> [Task brief]: Report each line from the data below that holds the word "Prayer".

> [Given entries]:
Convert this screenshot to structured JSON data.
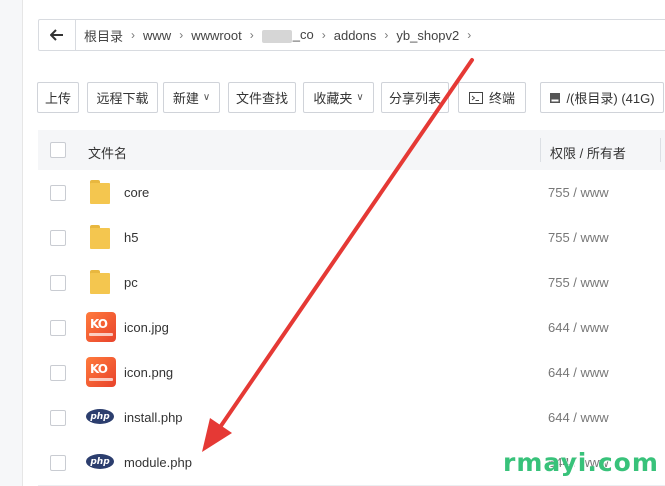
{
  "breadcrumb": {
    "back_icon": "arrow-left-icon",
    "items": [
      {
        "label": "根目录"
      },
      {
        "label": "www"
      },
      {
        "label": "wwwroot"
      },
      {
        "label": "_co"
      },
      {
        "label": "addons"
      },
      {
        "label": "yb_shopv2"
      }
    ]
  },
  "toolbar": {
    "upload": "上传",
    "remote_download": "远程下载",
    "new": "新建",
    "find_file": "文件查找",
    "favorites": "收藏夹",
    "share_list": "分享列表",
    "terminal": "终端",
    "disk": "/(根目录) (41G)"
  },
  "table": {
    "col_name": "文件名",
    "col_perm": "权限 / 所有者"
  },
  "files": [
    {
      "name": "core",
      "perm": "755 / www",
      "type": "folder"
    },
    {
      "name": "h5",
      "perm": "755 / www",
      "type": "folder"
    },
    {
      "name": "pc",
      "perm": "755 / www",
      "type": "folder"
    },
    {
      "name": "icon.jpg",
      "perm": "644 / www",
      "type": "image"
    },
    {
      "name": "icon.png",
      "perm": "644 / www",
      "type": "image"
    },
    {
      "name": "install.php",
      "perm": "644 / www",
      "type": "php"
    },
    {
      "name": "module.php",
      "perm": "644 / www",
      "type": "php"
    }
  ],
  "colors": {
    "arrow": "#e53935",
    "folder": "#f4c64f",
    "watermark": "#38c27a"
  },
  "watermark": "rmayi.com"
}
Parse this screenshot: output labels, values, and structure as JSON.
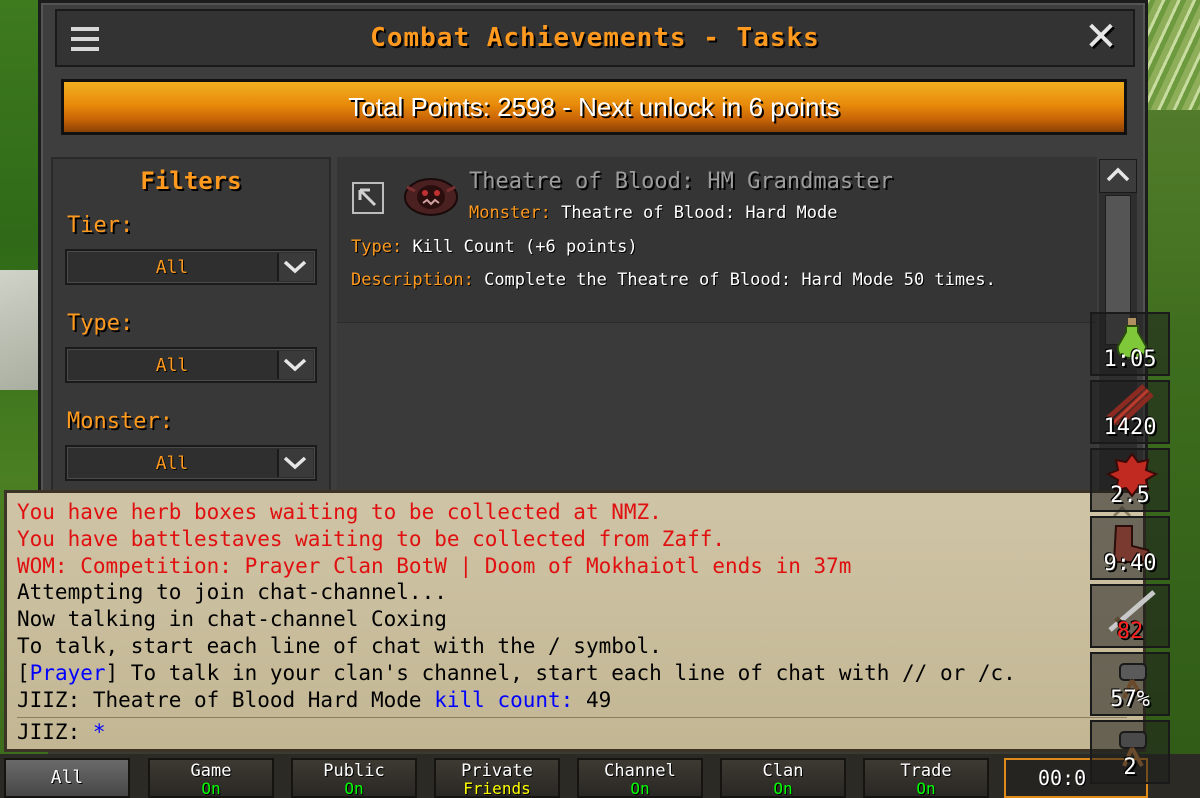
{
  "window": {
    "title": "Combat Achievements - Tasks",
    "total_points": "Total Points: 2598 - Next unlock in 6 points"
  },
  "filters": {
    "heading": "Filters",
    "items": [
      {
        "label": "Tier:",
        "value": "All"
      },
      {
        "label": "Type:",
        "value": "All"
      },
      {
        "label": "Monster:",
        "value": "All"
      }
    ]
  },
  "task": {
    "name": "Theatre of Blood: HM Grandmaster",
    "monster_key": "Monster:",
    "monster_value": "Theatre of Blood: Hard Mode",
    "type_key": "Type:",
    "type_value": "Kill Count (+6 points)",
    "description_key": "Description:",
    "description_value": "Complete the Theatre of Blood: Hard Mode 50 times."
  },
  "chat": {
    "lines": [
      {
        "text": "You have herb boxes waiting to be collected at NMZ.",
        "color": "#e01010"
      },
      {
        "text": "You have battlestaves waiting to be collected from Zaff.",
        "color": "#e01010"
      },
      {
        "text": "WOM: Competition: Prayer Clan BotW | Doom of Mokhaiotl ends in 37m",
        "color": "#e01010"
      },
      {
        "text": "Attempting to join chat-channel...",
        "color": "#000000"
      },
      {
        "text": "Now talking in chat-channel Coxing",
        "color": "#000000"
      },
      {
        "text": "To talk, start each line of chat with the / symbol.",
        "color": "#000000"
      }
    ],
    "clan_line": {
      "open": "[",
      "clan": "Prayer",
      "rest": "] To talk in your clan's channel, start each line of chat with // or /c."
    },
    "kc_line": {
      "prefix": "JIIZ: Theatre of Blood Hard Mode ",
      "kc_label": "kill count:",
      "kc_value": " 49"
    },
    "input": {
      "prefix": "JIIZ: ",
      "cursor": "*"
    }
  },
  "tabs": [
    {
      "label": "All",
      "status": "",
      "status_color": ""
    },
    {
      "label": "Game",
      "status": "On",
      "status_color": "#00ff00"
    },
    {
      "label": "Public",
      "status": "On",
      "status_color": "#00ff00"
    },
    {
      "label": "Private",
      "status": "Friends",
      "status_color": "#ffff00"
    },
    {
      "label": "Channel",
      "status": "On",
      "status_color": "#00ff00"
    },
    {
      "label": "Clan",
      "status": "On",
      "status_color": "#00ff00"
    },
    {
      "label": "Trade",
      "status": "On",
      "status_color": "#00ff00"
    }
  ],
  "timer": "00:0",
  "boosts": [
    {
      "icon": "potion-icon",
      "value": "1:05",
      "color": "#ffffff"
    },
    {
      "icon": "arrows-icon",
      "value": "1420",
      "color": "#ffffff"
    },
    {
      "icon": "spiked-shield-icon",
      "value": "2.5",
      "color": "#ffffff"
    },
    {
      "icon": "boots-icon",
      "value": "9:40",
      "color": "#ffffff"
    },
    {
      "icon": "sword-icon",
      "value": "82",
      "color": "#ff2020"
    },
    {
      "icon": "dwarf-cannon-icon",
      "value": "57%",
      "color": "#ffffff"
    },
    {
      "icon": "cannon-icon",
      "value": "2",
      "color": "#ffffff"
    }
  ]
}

> [Reply to the task]:
        "text": "WOM: Competition: Prayer Clan BotW | Doom of Mokhaiotl ends in 37m",
      "clan": "Prayer",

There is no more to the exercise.